**WHAT YOU HAVE TO DO:**
Give the number of lines in the material below that contain the word "ANSTETT", and nothing else.
(DATA SHOWN begins)
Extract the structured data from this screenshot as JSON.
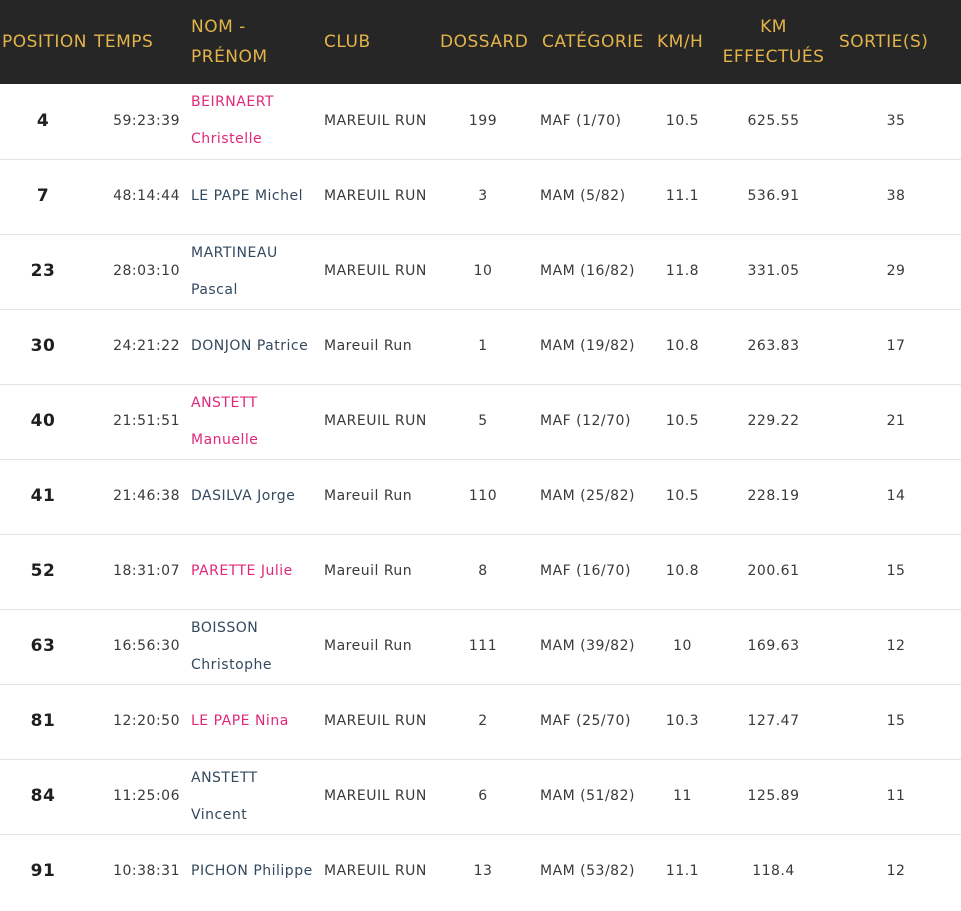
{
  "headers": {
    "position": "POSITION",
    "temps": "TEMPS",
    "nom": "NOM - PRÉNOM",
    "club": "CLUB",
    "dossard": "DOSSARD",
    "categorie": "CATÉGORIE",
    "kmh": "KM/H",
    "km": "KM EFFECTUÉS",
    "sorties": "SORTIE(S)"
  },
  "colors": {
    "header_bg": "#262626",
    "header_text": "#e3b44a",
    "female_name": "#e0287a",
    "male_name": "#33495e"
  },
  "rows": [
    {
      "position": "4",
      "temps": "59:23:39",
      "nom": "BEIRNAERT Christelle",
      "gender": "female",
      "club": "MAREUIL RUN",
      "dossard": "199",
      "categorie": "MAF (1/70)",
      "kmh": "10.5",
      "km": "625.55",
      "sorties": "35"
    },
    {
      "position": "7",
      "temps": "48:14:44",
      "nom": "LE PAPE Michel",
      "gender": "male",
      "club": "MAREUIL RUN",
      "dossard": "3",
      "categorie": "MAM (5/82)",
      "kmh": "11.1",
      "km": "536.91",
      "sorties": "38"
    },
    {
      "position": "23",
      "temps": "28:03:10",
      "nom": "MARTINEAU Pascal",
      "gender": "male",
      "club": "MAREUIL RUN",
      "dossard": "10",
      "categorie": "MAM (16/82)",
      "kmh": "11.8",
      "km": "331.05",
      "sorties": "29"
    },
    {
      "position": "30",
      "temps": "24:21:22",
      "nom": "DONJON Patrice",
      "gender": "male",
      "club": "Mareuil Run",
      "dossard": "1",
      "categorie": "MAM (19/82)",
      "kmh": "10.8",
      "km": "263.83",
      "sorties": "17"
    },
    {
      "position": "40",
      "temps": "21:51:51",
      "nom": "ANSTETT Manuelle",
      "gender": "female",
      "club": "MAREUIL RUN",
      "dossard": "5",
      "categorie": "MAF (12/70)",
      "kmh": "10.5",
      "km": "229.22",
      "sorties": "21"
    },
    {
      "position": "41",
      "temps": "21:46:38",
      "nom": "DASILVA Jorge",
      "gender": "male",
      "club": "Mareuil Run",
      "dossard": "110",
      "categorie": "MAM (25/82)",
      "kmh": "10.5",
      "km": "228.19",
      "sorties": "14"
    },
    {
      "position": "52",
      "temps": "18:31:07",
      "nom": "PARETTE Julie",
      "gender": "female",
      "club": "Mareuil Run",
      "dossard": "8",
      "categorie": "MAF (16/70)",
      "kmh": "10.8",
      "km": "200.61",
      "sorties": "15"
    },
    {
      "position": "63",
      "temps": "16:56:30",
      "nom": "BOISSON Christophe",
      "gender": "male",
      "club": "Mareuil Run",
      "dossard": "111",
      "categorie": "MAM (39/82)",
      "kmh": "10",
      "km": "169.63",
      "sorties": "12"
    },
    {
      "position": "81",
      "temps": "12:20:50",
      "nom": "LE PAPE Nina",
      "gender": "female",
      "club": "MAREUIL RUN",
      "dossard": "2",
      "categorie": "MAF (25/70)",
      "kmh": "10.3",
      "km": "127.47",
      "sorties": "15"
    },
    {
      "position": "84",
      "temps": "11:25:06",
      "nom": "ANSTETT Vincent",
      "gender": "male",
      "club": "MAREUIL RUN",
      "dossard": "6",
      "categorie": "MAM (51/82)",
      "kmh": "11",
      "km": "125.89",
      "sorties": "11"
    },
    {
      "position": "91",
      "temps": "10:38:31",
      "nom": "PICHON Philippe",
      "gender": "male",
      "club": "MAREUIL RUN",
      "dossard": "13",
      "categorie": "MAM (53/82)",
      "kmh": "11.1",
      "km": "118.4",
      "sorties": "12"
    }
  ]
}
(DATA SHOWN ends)
**YOUR RESPONSE:**
2